Website and app data records:
***

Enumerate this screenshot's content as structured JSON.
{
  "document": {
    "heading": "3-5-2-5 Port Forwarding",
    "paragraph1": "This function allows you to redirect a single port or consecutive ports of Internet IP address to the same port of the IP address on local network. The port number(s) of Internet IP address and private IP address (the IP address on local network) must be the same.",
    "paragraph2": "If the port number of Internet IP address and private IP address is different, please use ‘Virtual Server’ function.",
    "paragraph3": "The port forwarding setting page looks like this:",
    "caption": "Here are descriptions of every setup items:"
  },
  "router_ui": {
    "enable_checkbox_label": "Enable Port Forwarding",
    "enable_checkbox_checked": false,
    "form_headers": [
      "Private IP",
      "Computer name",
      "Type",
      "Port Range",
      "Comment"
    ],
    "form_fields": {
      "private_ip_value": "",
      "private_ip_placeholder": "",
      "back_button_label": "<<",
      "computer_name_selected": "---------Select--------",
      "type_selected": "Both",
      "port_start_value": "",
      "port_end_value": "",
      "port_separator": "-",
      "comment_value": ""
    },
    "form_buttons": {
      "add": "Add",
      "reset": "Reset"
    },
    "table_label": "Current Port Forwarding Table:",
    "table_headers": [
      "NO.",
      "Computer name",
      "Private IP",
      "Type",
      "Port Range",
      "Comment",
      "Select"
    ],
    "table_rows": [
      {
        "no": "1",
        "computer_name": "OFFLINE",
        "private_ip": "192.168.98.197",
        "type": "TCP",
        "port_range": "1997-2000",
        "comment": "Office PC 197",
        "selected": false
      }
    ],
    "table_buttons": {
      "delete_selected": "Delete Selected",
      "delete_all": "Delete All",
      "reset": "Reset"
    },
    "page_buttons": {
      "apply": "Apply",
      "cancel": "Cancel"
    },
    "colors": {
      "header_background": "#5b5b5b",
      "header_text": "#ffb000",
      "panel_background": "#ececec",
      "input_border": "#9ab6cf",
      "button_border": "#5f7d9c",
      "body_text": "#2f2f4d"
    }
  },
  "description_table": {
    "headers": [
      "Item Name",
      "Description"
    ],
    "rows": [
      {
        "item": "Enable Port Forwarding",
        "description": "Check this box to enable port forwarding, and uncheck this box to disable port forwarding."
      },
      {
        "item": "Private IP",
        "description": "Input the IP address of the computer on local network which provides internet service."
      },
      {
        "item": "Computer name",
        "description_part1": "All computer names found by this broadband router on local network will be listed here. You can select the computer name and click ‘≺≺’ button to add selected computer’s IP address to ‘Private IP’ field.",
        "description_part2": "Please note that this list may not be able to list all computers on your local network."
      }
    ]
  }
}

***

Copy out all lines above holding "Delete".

## Response to this task
      "delete_selected": "Delete Selected",
      "delete_all": "Delete All",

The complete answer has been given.